In Naha you can easily find dirty-cheap places starting from ¥1000 per night.
There are many campsites around Okinawa, some on nice beaches. They offer cheap accommodation if you have your own tent and sleeping bag(&mat) for ¥500-1000/night. Their facilities are sometimes very poor, they have only cold shower for example (and they even charge you for using it!) and no cooking/cleaning facilities. However they often rent out BBQ sets (2-3000 yen) which can make the night unforgettable.
B&B-type pensions are the most common midrange option, although there are some city hotels also. Figure on around ¥10,000/person with two meals.
The other end of the spectrum is Okinawa's host of resorts, usually located on a private beach in some remote corner of the island — which means you'll be stuck eating at the resort's expensive restaurant and using their expensive watersports services. Rack rates for these places tend to be ludicrous (¥20,000+/head/night), but you can usually get steep discounts by buying flight and hotel packages, especially in the low season.
Okinawa is as safe as mainland Japan or more so. On the smaller islands it's not uncommon to leave front doors not merely unlocked, but open all day — everybody knows each other and potential criminals can't get very far if there won't be a boat out for another week.
The number one health risk on Okinawa is sunburn, and it doesn't take long at all to get fried to a crisp when it's sunny outside. Slap on plenty of lotion.

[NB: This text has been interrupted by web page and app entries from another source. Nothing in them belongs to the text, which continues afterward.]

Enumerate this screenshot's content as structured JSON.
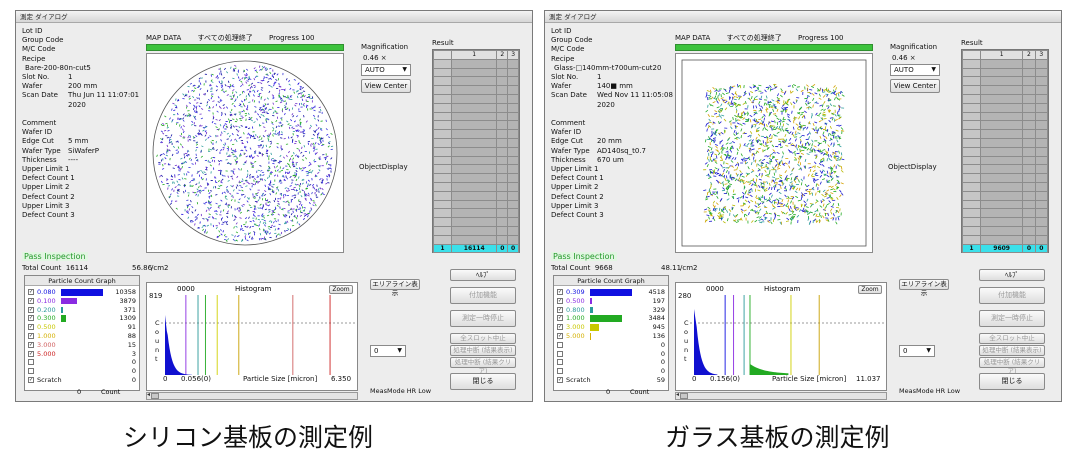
{
  "captions": [
    "シリコン基板の測定例",
    "ガラス基板の測定例"
  ],
  "panels": [
    {
      "title": "測定 ダイアログ",
      "info": {
        "lot_id": "Lot ID",
        "group_code": "Group Code",
        "mc_code": "M/C Code",
        "recipe_label": "Recipe",
        "recipe_value": "Bare-200-80n-cut5",
        "slot_no_label": "Slot No.",
        "slot_no_value": "1",
        "wafer_label": "Wafer",
        "wafer_value": "200 mm",
        "scan_date_label": "Scan Date",
        "scan_date_value": "Thu Jun 11 11:07:01 2020",
        "comment": "Comment",
        "wafer_id": "Wafer ID",
        "edge_cut_label": "Edge Cut",
        "edge_cut_value": "5 mm",
        "wafer_type_label": "Wafer Type",
        "wafer_type_value": "SiWaferP",
        "thickness_label": "Thickness",
        "thickness_value": "----",
        "upper_limit_1": "Upper Limit 1",
        "defect_count_1": "Defect Count 1",
        "upper_limit_2": "Upper Limit 2",
        "defect_count_2": "Defect Count 2",
        "upper_limit_3": "Upper Limit 3",
        "defect_count_3": "Defect Count 3"
      },
      "map_header": {
        "label": "MAP DATA",
        "status": "すべての処理終了",
        "progress": "Progress 100"
      },
      "map_shape": "circle",
      "magnification": {
        "label": "Magnification",
        "value": "0.46 ×",
        "mode": "AUTO",
        "view_center": "View Center"
      },
      "object_display": "ObjectDisplay",
      "result": {
        "label": "Result",
        "headers": [
          "",
          "1",
          "2",
          "3"
        ],
        "selected_row": [
          "1",
          "16114",
          "0",
          "0"
        ]
      },
      "pass_inspection": "Pass Inspection",
      "total": {
        "label": "Total Count",
        "count": "16114",
        "density": "56.86",
        "unit": "/cm2"
      },
      "pcg": {
        "title": "Particle Count Graph",
        "rows": [
          {
            "checked": true,
            "label": "0.080",
            "color": "#1010e0",
            "count": "10358",
            "frac": 1.0
          },
          {
            "checked": true,
            "label": "0.100",
            "color": "#8a2be2",
            "count": "3879",
            "frac": 0.37
          },
          {
            "checked": true,
            "label": "0.200",
            "color": "#2a9a9a",
            "count": "371",
            "frac": 0.036
          },
          {
            "checked": true,
            "label": "0.300",
            "color": "#22aa22",
            "count": "1309",
            "frac": 0.126
          },
          {
            "checked": true,
            "label": "0.500",
            "color": "#c8c800",
            "count": "91",
            "frac": 0.0
          },
          {
            "checked": true,
            "label": "1.000",
            "color": "#d4b000",
            "count": "88",
            "frac": 0.0
          },
          {
            "checked": true,
            "label": "3.000",
            "color": "#d06060",
            "count": "15",
            "frac": 0.0
          },
          {
            "checked": true,
            "label": "5.000",
            "color": "#cc2020",
            "count": "3",
            "frac": 0.0
          },
          {
            "checked": false,
            "label": "",
            "color": "#000000",
            "count": "0",
            "frac": 0.0
          },
          {
            "checked": false,
            "label": "",
            "color": "#000000",
            "count": "0",
            "frac": 0.0
          },
          {
            "checked": true,
            "label": "Scratch",
            "color": "#111111",
            "count": "0",
            "frac": 0.0
          }
        ],
        "axis_min": "0",
        "axis_label": "Count"
      },
      "histogram": {
        "ymax": "819",
        "title_num": "0000",
        "title": "Histogram",
        "zoom": "Zoom",
        "ylabel_chars": [
          "C",
          "o",
          "u",
          "n",
          "t"
        ],
        "x0": "0",
        "x1": "0.056(0)",
        "xlabel": "Particle Size [micron]",
        "xmax": "6.350",
        "lines": [
          {
            "x": 0.08,
            "color": "#8a2be2"
          },
          {
            "x": 0.2,
            "color": "#2a9a9a"
          },
          {
            "x": 0.3,
            "color": "#22aa22"
          },
          {
            "x": 0.5,
            "color": "#d0d000"
          },
          {
            "x": 1.0,
            "color": "#c8a000"
          },
          {
            "x": 3.0,
            "color": "#d06060"
          },
          {
            "x": 5.0,
            "color": "#cc2020"
          }
        ]
      },
      "area_button": "エリアライン表示",
      "drop2": "0",
      "measmode": "MeasMode HR Low",
      "buttons": {
        "help": "ﾍﾙﾌﾟ",
        "addon": "付加機能",
        "pause": "測定一時停止",
        "all_slot_stop": "全スロット中止",
        "mid_show": "処理中断 (結果表示)",
        "mid_clear": "処理中断 (結果クリア)",
        "close": "閉じる"
      }
    },
    {
      "title": "測定 ダイアログ",
      "info": {
        "lot_id": "Lot ID",
        "group_code": "Group Code",
        "mc_code": "M/C Code",
        "recipe_label": "Recipe",
        "recipe_value": "Glass-□140mm-t700um-cut20",
        "slot_no_label": "Slot No.",
        "slot_no_value": "1",
        "wafer_label": "Wafer",
        "wafer_value": "140■ mm",
        "scan_date_label": "Scan Date",
        "scan_date_value": "Wed Nov 11 11:05:08 2020",
        "comment": "Comment",
        "wafer_id": "Wafer ID",
        "edge_cut_label": "Edge Cut",
        "edge_cut_value": "20 mm",
        "wafer_type_label": "Wafer Type",
        "wafer_type_value": "AD140sq_t0.7",
        "thickness_label": "Thickness",
        "thickness_value": "670 um",
        "upper_limit_1": "Upper Limit 1",
        "defect_count_1": "Defect Count 1",
        "upper_limit_2": "Upper Limit 2",
        "defect_count_2": "Defect Count 2",
        "upper_limit_3": "Upper Limit 3",
        "defect_count_3": "Defect Count 3"
      },
      "map_header": {
        "label": "MAP DATA",
        "status": "すべての処理終了",
        "progress": "Progress 100"
      },
      "map_shape": "square",
      "magnification": {
        "label": "Magnification",
        "value": "0.46 ×",
        "mode": "AUTO",
        "view_center": "View Center"
      },
      "object_display": "ObjectDisplay",
      "result": {
        "label": "Result",
        "headers": [
          "",
          "1",
          "2",
          "3"
        ],
        "selected_row": [
          "1",
          "9609",
          "0",
          "0"
        ]
      },
      "pass_inspection": "Pass Inspection",
      "total": {
        "label": "Total Count",
        "count": "9668",
        "density": "48.11",
        "unit": "/cm2"
      },
      "pcg": {
        "title": "Particle Count Graph",
        "rows": [
          {
            "checked": true,
            "label": "0.309",
            "color": "#1010e0",
            "count": "4518",
            "frac": 1.0
          },
          {
            "checked": true,
            "label": "0.500",
            "color": "#8a2be2",
            "count": "197",
            "frac": 0.044
          },
          {
            "checked": true,
            "label": "0.800",
            "color": "#2a9a9a",
            "count": "329",
            "frac": 0.073
          },
          {
            "checked": true,
            "label": "1.000",
            "color": "#22aa22",
            "count": "3484",
            "frac": 0.77
          },
          {
            "checked": true,
            "label": "3.000",
            "color": "#c8c800",
            "count": "945",
            "frac": 0.21
          },
          {
            "checked": true,
            "label": "5.000",
            "color": "#d4b000",
            "count": "136",
            "frac": 0.03
          },
          {
            "checked": false,
            "label": "",
            "color": "#000000",
            "count": "0",
            "frac": 0.0
          },
          {
            "checked": false,
            "label": "",
            "color": "#000000",
            "count": "0",
            "frac": 0.0
          },
          {
            "checked": false,
            "label": "",
            "color": "#000000",
            "count": "0",
            "frac": 0.0
          },
          {
            "checked": false,
            "label": "",
            "color": "#000000",
            "count": "0",
            "frac": 0.0
          },
          {
            "checked": true,
            "label": "Scratch",
            "color": "#111111",
            "count": "59",
            "frac": 0.0
          }
        ],
        "axis_min": "0",
        "axis_label": "Count"
      },
      "histogram": {
        "ymax": "280",
        "title_num": "0000",
        "title": "Histogram",
        "zoom": "Zoom",
        "ylabel_chars": [
          "C",
          "o",
          "u",
          "n",
          "t"
        ],
        "x0": "0",
        "x1": "0.156(0)",
        "xlabel": "Particle Size [micron]",
        "xmax": "11.037",
        "lines": [
          {
            "x": 0.309,
            "color": "#1010e0"
          },
          {
            "x": 0.5,
            "color": "#8a2be2"
          },
          {
            "x": 0.8,
            "color": "#2a9a9a"
          },
          {
            "x": 1.0,
            "color": "#22aa22"
          },
          {
            "x": 3.0,
            "color": "#d0d000"
          },
          {
            "x": 5.0,
            "color": "#c8a000"
          }
        ]
      },
      "area_button": "エリアライン表示",
      "drop2": "0",
      "measmode": "MeasMode HR Low",
      "buttons": {
        "help": "ﾍﾙﾌﾟ",
        "addon": "付加機能",
        "pause": "測定一時停止",
        "all_slot_stop": "全スロット中止",
        "mid_show": "処理中断 (結果表示)",
        "mid_clear": "処理中断 (結果クリア)",
        "close": "閉じる"
      }
    }
  ]
}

Okinawa is also home to Japan's most fearsome array of poisonous critters, although quite frankly the odds of running into any are remote. The poor habu snake gets the most press, but jellyfish (??? kurage) and a variety of marine creatures that sting if stepped on present a more likely risk. Check out the posters (both in English and Japanese) on the beaches explaining the dangerous marine animals.